texts available to me in braille. I have begun to produce my own Latin
braille texts by having access to the Latin texts on the Packard
Humanities Institute cd-roms. I am also now receiving the Bryn Mawr
Classical Review as an e-journal. I can therefore read book reviews
without having to rely on someone else or to waste their time. All
these innovations have occurred just within the past few years, and I am
hopeful that things will get better, as electronic networking and
informational exchange increase. This is just the very beginning. Blind
people are just now beginning to realize the great potential that
computing networks can have. At this very early stage I am still in
many ways my own Gutenberg in that I have to produce my own Latin and
other texts, which requires time, money, and effort, but other things
are becoming readily accessible. In fact, there is a small outfit in
Missoula, Montana called Computer Books for the Blind. They are
building up a library of computer readable texts which they sell to
blind people. At the present time almost all of what they have are
computer manuals and related material, but they are interested in
acquiring anything of use.

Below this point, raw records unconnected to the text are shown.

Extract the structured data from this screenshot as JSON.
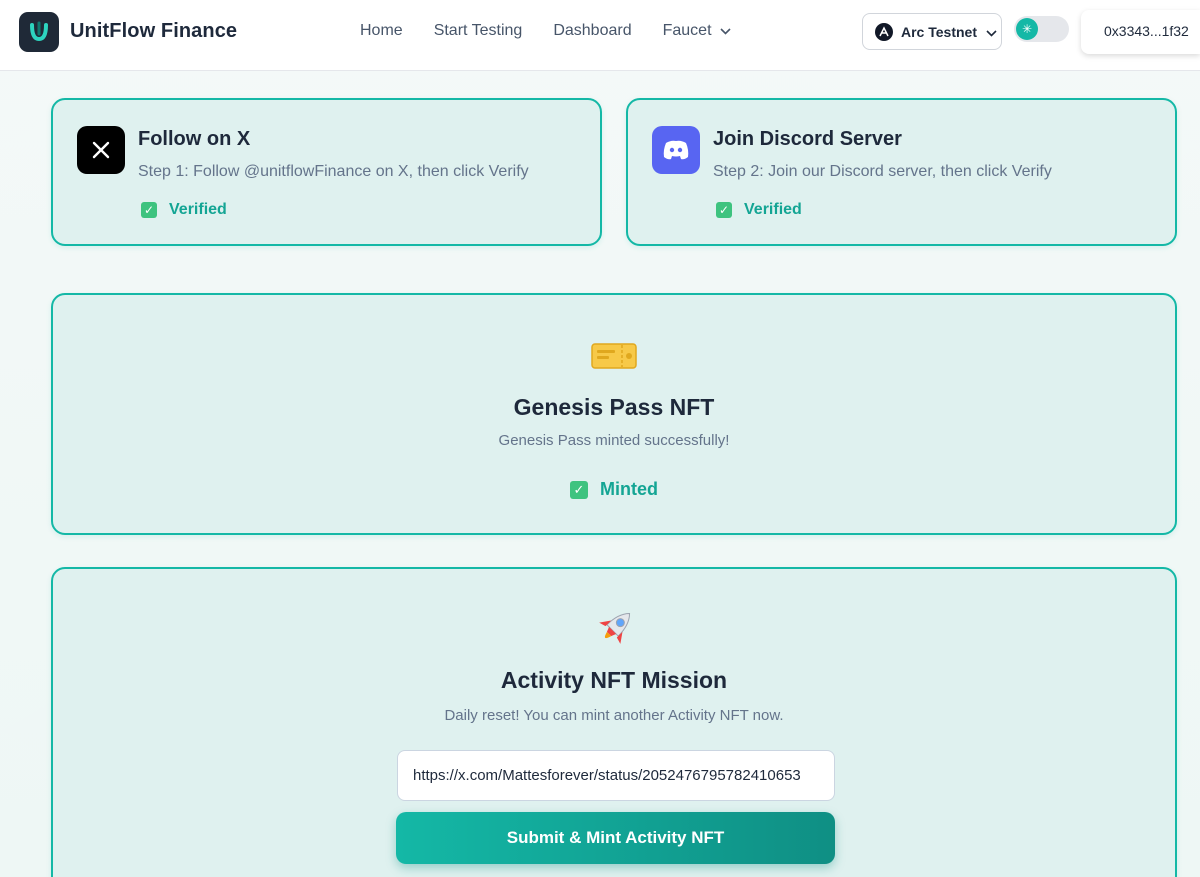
{
  "header": {
    "brand": "UnitFlow Finance",
    "nav": [
      {
        "label": "Home"
      },
      {
        "label": "Start Testing"
      },
      {
        "label": "Dashboard"
      },
      {
        "label": "Faucet"
      }
    ],
    "network": "Arc Testnet",
    "wallet": "0x3343...1f32"
  },
  "tasks": {
    "x": {
      "title": "Follow on X",
      "description": "Step 1: Follow @unitflowFinance on X, then click Verify",
      "status": "Verified",
      "icon": "x-logo-icon"
    },
    "discord": {
      "title": "Join Discord Server",
      "description": "Step 2: Join our Discord server, then click Verify",
      "status": "Verified",
      "icon": "discord-logo-icon"
    }
  },
  "genesis": {
    "emoji": "🎫",
    "title": "Genesis Pass NFT",
    "subtitle": "Genesis Pass minted successfully!",
    "status": "Minted"
  },
  "mission": {
    "emoji": "🚀",
    "title": "Activity NFT Mission",
    "subtitle": "Daily reset! You can mint another Activity NFT now.",
    "url_value": "https://x.com/Mattesforever/status/2052476795782410653",
    "button_label": "Submit & Mint Activity NFT"
  },
  "colors": {
    "accent": "#14b8a6",
    "card_bg": "#dff1ef",
    "verified": "#14a594",
    "discord": "#5865f2"
  }
}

In my own case humanist computing is just beginning and has already begun
to ease the burdens created by blindness and academia. I welcome any
responses to this too long message.

Gary Forsythe

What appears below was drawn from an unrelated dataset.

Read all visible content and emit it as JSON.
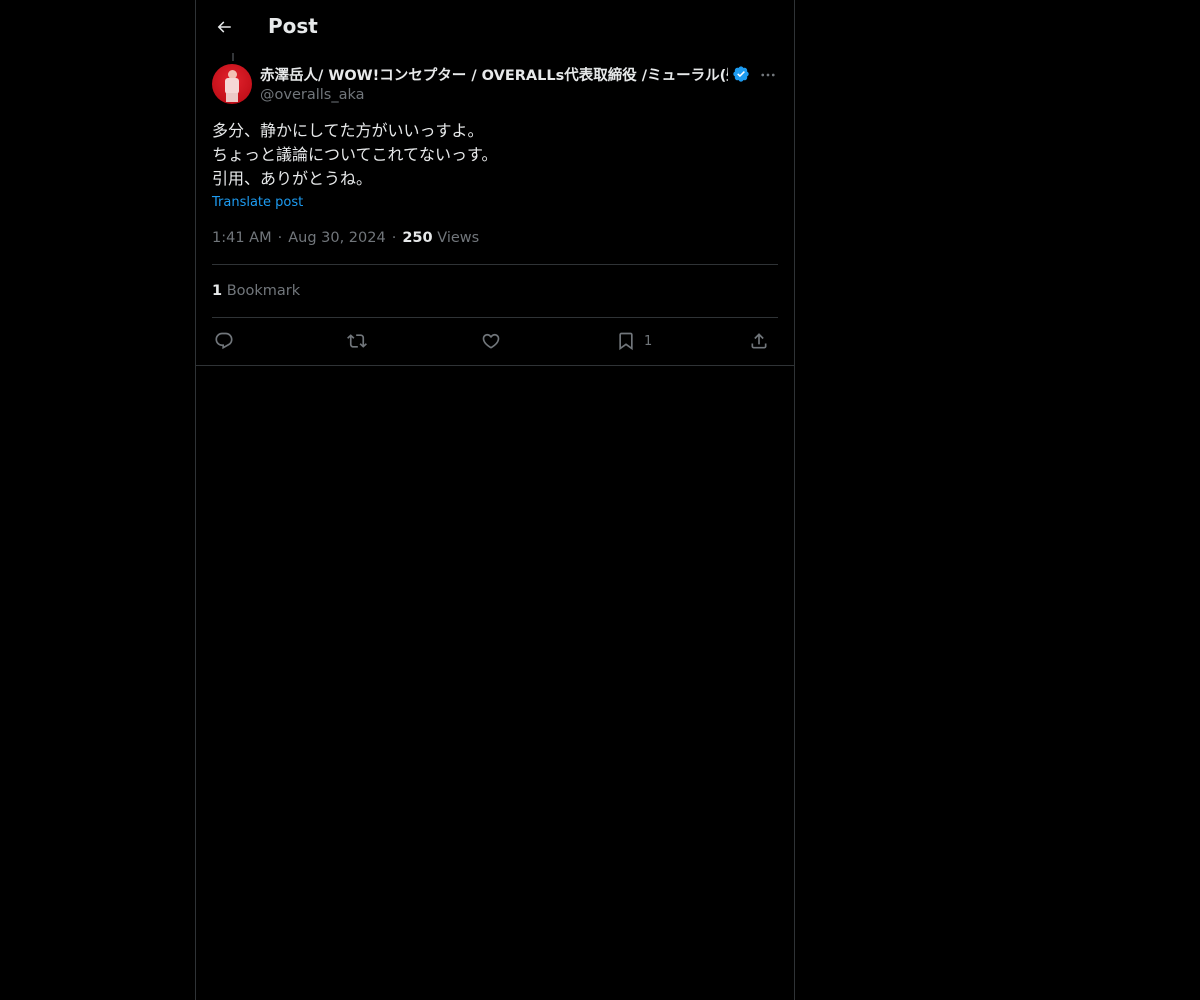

(2) --------------------------------------------------------------46----
Date: Fri, 7 Jun 1991 17:04:08 CDT
From: MJENSEN@CHARLIE.USD.EDU (Mary Brandt Jensen)
Subject: RE: 5.0127 Humanities Computing Pasts and Futures

I am not a member of this list, but some of the messages get forwarded
to me.

I am here to tell you that computer support will never disappear. We
have been distributing computing out to the departments on this campus
for a couple of years now. What it means is that we the departments
get to come up with the money to buy what we need. They don't give
us any extra and no more comes down from computing services. In the
meantime, support is killing me. We grew from 4 PCs to over 60 in
about 4 years. We went from 2 applications to so many I can't count
them. I can't remember the last day everything worked, and the day
will never come when the users all know how to do what they want to
do. We will always have new users and old users will always think
up new applications. Its just getting harder to answer them because
as the users get more educated they think of harder questions to ask
of computer support. Since we are a law school, I guess we are more
humanities than science. And our users are not all that educated,
but they are heavy on communications. We'll see more and more complex
computing in our future and I'm willing to bet that in a hundred years
or more we will be in a network environment that looks something like
the one in the science fiction novel "Psion." We will be augmented
physically so we can absorb the mass amount of information coming over
the daily feed.

Mary Brandt Jensen
Director of the Law Library
University of South Dakota
(605) 677 6363
Fax (605) 677 5417